Starlight. Moonshine. She had girlish love in her eyes, color in her cheeks. Jorge was no longer a boy. He stole soft kisses from her, breathless, far too in love, dangerous. No, Jorge, she said. I don’t want this. You don’t even know who I am. Take that knife on your belt and use it. Place it to my throat. Let me go.
He reached for something at his waist, and her heart filled. Shone. He raised his hands, ran them over her shoulders. Upward. She closed her eyes, white teeth biting at her lips.
“I have something for you,” he said. Slim fingers on her pale neck. Something cold.
She hoped the pain would be swift. She prayed it would be sure.

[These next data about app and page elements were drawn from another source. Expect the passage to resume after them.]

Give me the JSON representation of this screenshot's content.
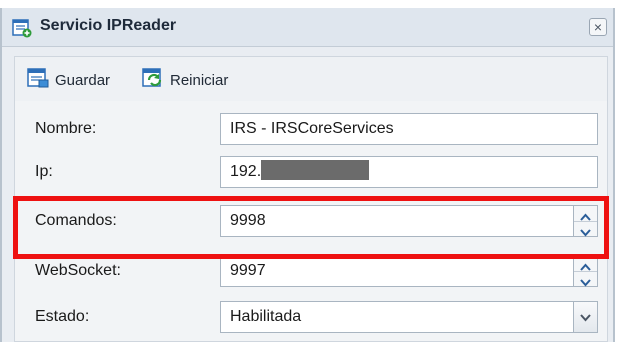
{
  "window": {
    "title": "Servicio IPReader",
    "title_icon": "service-form-icon",
    "close_icon": "close-icon"
  },
  "toolbar": {
    "save_label": "Guardar",
    "save_icon": "save-icon",
    "restart_label": "Reiniciar",
    "restart_icon": "restart-icon"
  },
  "form": {
    "nombre": {
      "label": "Nombre:",
      "value": "IRS - IRSCoreServices"
    },
    "ip": {
      "label": "Ip:",
      "value": "192."
    },
    "comandos": {
      "label": "Comandos:",
      "value": "9998"
    },
    "websocket": {
      "label": "WebSocket:",
      "value": "9997"
    },
    "estado": {
      "label": "Estado:",
      "value": "Habilitada"
    }
  },
  "colors": {
    "highlight": "#ee1111",
    "title_bg": "#dfe6ee",
    "icon_blue": "#2d6fb8",
    "icon_green": "#2e9b3a"
  }
}
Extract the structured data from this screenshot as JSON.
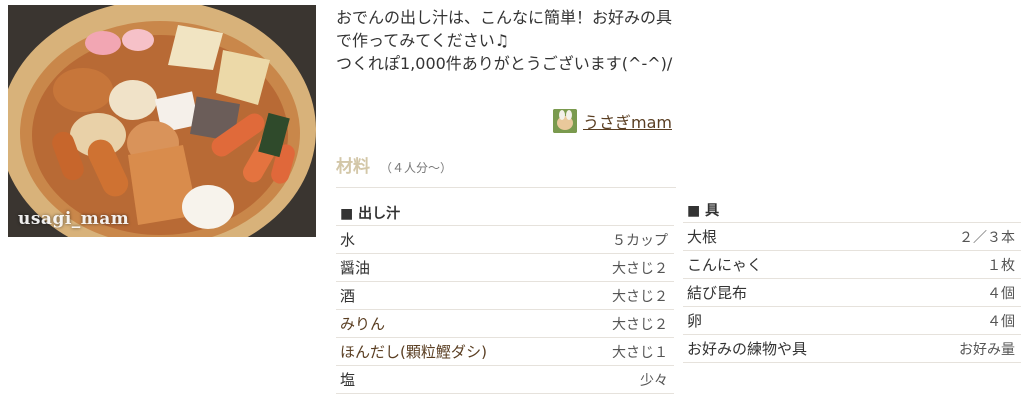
{
  "photo": {
    "watermark": "usagi_mam",
    "alt_subject": "oden-pot-photo"
  },
  "description": {
    "line1": "おでんの出し汁は、こんなに簡単！お好みの具で作ってみてください♫",
    "line2": "つくれぽ1,000件ありがとうございます(^-^)/"
  },
  "author": {
    "name": "うさぎmam"
  },
  "ingredients": {
    "title": "材料",
    "servings": "（４人分〜）",
    "groups": [
      {
        "heading": "■ 出し汁",
        "items": [
          {
            "name": "水",
            "qty": "５カップ",
            "link": false
          },
          {
            "name": "醤油",
            "qty": "大さじ２",
            "link": false
          },
          {
            "name": "酒",
            "qty": "大さじ２",
            "link": false
          },
          {
            "name": "みりん",
            "qty": "大さじ２",
            "link": true
          },
          {
            "name": "ほんだし(顆粒鰹ダシ)",
            "qty": "大さじ１",
            "link": true
          },
          {
            "name": "塩",
            "qty": "少々",
            "link": false
          }
        ]
      },
      {
        "heading": "■ 具",
        "items": [
          {
            "name": "大根",
            "qty": "２／３本",
            "link": false
          },
          {
            "name": "こんにゃく",
            "qty": "１枚",
            "link": false
          },
          {
            "name": "結び昆布",
            "qty": "４個",
            "link": false
          },
          {
            "name": "卵",
            "qty": "４個",
            "link": false
          },
          {
            "name": "お好みの練物や具",
            "qty": "お好み量",
            "link": false
          }
        ]
      }
    ]
  }
}
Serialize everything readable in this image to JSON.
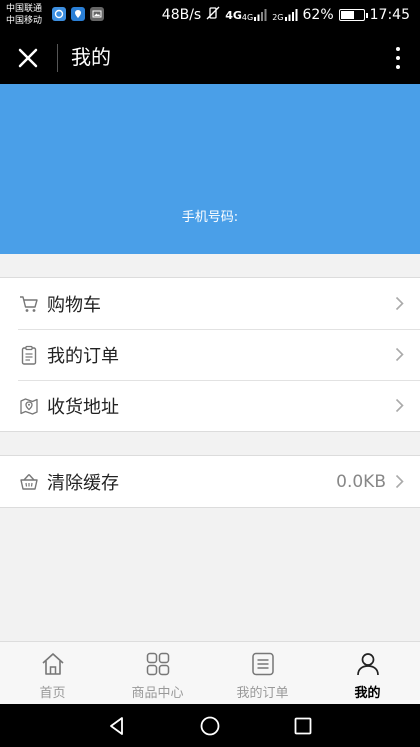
{
  "status_bar": {
    "carrier_1": "中国联通",
    "carrier_2": "中国移动",
    "net_speed": "48B/s",
    "net_type_a": "4G",
    "net_type_b": "4G",
    "net_type_c": "2G",
    "battery_percent": "62%",
    "battery_level": 0.62,
    "time": "17:45"
  },
  "title_bar": {
    "title": "我的"
  },
  "header": {
    "phone_label": "手机号码:"
  },
  "menu": {
    "items": [
      {
        "label": "购物车",
        "icon": "cart-icon"
      },
      {
        "label": "我的订单",
        "icon": "clipboard-icon"
      },
      {
        "label": "收货地址",
        "icon": "map-pin-icon"
      }
    ],
    "clear_cache": {
      "label": "清除缓存",
      "value": "0.0KB",
      "icon": "basket-icon"
    }
  },
  "tabbar": {
    "tabs": [
      {
        "label": "首页",
        "icon": "home-icon",
        "active": false
      },
      {
        "label": "商品中心",
        "icon": "grid-icon",
        "active": false
      },
      {
        "label": "我的订单",
        "icon": "list-icon",
        "active": false
      },
      {
        "label": "我的",
        "icon": "user-icon",
        "active": true
      }
    ]
  },
  "colors": {
    "banner": "#4a9fe8",
    "bars": "#000000",
    "background": "#f2f2f2"
  }
}
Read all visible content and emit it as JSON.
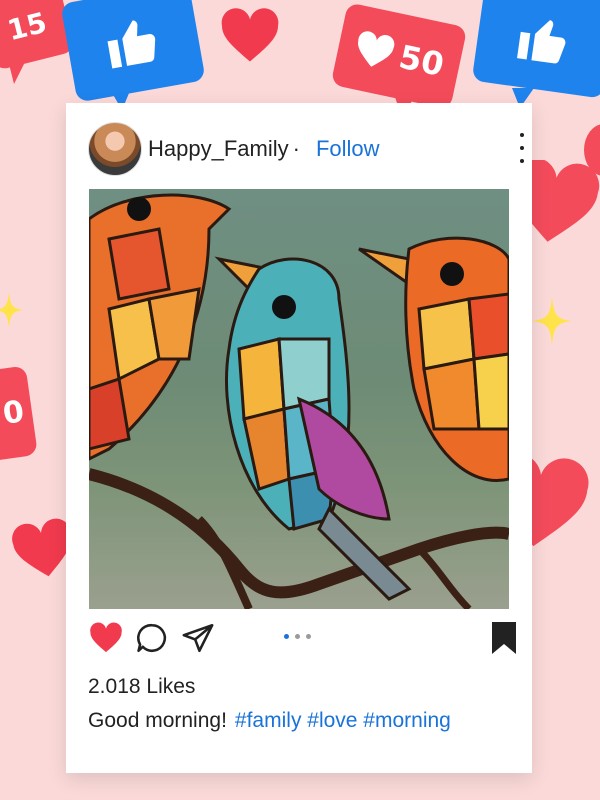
{
  "background_color": "#fbd9d9",
  "badges": {
    "likes_15": "15",
    "likes_50": "50",
    "left_partial": "0"
  },
  "post": {
    "username": "Happy_Family",
    "separator": "·",
    "follow_label": "Follow",
    "likes_text": "2.018 Likes",
    "caption": "Good morning!",
    "hashtags": "#family #love #morning",
    "liked": true,
    "carousel_pages": 3,
    "carousel_active": 1
  },
  "colors": {
    "like_red": "#f23a4e",
    "link_blue": "#1a73d9",
    "badge_red": "#f44b5b",
    "badge_blue": "#1f83ee"
  },
  "icons": [
    "heart-icon",
    "comment-icon",
    "share-icon",
    "bookmark-icon",
    "more-icon",
    "thumbs-up-icon"
  ]
}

A necklace. Made of precious stones and metal and time and desire. He fastened it around her neck, nervously. Tears ran down her cheeks, wetting his fingers.
“I’ll take care of you,” he said. “Love you always. I’ll feed you on milk and pray to always see the moon shine in your eyes. Will you have me? Will you love me?”

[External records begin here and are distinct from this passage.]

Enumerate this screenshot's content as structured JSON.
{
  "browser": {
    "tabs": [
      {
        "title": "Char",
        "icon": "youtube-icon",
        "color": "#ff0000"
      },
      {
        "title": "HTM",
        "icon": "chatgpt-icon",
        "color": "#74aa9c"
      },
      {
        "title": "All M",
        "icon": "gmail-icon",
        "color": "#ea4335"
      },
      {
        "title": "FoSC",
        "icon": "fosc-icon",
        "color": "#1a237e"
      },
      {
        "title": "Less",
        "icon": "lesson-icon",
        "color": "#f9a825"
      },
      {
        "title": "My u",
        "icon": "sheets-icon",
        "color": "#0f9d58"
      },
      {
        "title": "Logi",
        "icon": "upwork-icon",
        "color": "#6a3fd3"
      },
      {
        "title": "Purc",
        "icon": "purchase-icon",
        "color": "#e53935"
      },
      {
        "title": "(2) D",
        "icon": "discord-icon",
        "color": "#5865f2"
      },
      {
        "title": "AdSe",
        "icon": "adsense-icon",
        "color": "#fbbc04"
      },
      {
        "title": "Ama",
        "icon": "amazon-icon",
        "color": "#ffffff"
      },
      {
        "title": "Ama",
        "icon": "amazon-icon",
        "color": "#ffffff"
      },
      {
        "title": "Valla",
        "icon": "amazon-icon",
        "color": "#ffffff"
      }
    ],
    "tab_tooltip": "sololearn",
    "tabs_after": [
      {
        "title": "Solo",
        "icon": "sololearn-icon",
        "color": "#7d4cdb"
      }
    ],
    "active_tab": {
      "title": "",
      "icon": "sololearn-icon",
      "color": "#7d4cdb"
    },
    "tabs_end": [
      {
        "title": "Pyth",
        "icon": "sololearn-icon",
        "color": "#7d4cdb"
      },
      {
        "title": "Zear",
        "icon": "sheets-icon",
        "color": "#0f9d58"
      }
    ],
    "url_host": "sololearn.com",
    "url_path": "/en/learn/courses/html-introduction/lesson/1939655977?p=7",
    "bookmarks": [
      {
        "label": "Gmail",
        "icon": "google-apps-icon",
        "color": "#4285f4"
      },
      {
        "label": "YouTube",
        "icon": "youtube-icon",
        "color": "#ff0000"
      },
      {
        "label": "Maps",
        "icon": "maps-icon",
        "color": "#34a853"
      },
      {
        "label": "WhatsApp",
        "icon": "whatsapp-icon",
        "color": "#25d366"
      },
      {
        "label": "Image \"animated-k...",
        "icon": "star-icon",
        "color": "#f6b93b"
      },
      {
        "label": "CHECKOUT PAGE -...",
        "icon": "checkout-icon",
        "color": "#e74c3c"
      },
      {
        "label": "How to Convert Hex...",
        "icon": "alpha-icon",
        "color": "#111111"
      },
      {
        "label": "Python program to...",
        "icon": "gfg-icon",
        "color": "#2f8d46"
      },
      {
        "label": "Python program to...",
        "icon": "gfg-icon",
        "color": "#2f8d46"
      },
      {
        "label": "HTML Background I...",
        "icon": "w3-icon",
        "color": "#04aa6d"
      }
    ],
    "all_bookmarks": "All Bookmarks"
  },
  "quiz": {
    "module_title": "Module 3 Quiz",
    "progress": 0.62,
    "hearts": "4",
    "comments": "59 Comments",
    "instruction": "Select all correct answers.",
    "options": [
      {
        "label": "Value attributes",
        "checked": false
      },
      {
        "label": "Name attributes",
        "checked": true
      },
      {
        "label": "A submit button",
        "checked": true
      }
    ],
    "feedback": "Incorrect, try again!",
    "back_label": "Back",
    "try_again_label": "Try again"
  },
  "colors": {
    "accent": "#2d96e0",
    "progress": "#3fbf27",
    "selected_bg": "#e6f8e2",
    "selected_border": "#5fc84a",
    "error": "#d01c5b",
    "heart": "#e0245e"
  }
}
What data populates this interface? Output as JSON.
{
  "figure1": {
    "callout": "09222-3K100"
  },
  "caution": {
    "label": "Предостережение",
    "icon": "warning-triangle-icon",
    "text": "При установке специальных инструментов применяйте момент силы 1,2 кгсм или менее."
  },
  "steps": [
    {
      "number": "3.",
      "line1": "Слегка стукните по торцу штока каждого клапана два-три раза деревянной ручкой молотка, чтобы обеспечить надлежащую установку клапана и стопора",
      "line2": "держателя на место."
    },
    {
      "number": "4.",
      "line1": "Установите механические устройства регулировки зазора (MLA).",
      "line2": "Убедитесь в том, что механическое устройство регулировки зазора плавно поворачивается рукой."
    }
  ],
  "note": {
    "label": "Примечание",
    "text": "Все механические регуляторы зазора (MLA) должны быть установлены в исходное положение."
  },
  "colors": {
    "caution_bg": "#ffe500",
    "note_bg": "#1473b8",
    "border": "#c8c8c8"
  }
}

No, no, I don’t know how to love. I’ll poison you with my kisses. Kill our children in my womb with bitterness. It will be despair, and you deserve so much better.
“I love you,” she whispered, and fingered the necklace she wore. Kissed his lips shyly. Buried her face in his shoulder. He held her so close that she couldn’t breathe.
She glowed. Smiled. Inside, she turned her face to the wall and died.
∼ Mercedes M. Yardley
© Copyright Mercedes M. Yardley. All Rights Reserved.
Am I mad? I don’t know. Maybe. Maybe. I should write that down. In crayon? Felt tip marker? A quill pen? No, not a quill pen. I’ll use the pen in my hand. There’s a clean spot on the wall over there.
I scribble my thoughts on the white painted wall, next to yesterday’s thoughts. I step back and smile. I like the pretty squiggles, all blue and curly. I wonder what they mean? I think what I write is language. I know it comes from inside my head. From the voices. It pours out, sometimes English, sometimes other languages, sometimes a strange script I’ve never seen before. No one has seen that writing in a long, long time. I’m not sure how I know that, but I do. My scribbles are all over the house now. On the walls, the floor, the furniture. I even managed to get some on the ceiling in the upstairs bathroom. I don’t remember that, but it is there. Everything has been redecorated in ink: black, blue, green… red.
No, don’t think about the red. Don’t ever think about the red. You might go mad if you think about the red. Must remember. Keep the door closed. Always keep the door closed.
I shut my eyes. When I open them I’m in the hall outside the door. The smell is worse today, but I’m getting used to it. It doesn’t make me gag anymore. My hand trembles. I know what’s going to happen. I start writing on the door. Again.
But it’s not red. The red is on the inside. Always on the inside. I scribble, though, in blue. Blue, blue. Blue like the sky. I haven’t seen the sky in a long time. Is it still blue? Or did it die, like… No, stay away from bad thoughts. Scribble, must scribble. What is it today? Runes I think. Warnings. That’s good. Must never open the door.
I lower the pen. I can hear the scraping now. And the angry whispers. The voices want out. I don’t think they like what I wrote. Too bad. They’re grounded. Locked in the room. While I write. Write everywhere. Wards. Runes. Spells. To keep them here. To keep them with me. Forever. They tried to get in my head. But it didn’t work. I got into theirs instead. I saw. Yes, I did. Now they’re mine.
To replace the red. Or make them pay. I don’t know. Maybe both. I want them back… No, don’t go there. Don’t go into the red. Shells, they’re just shells of what they were. The voices are inside them now.
I stare at the door. At the tattered teddy bear decal on the wood. I remember who used to live there, for a moment. Their little faces, their smiles, their laughs. Before the voices… before the red.
No, no, don’t go into the red. The voices will get out. Mustn’t let them out. Can’t give in. Always keep the door closed. Keep writing, keep warding. Remember, the voices want out. They must, never, ever get out.
~ A. F. Stewart
© Copyright 2018 A. F. Stewart. All Rights Reserved.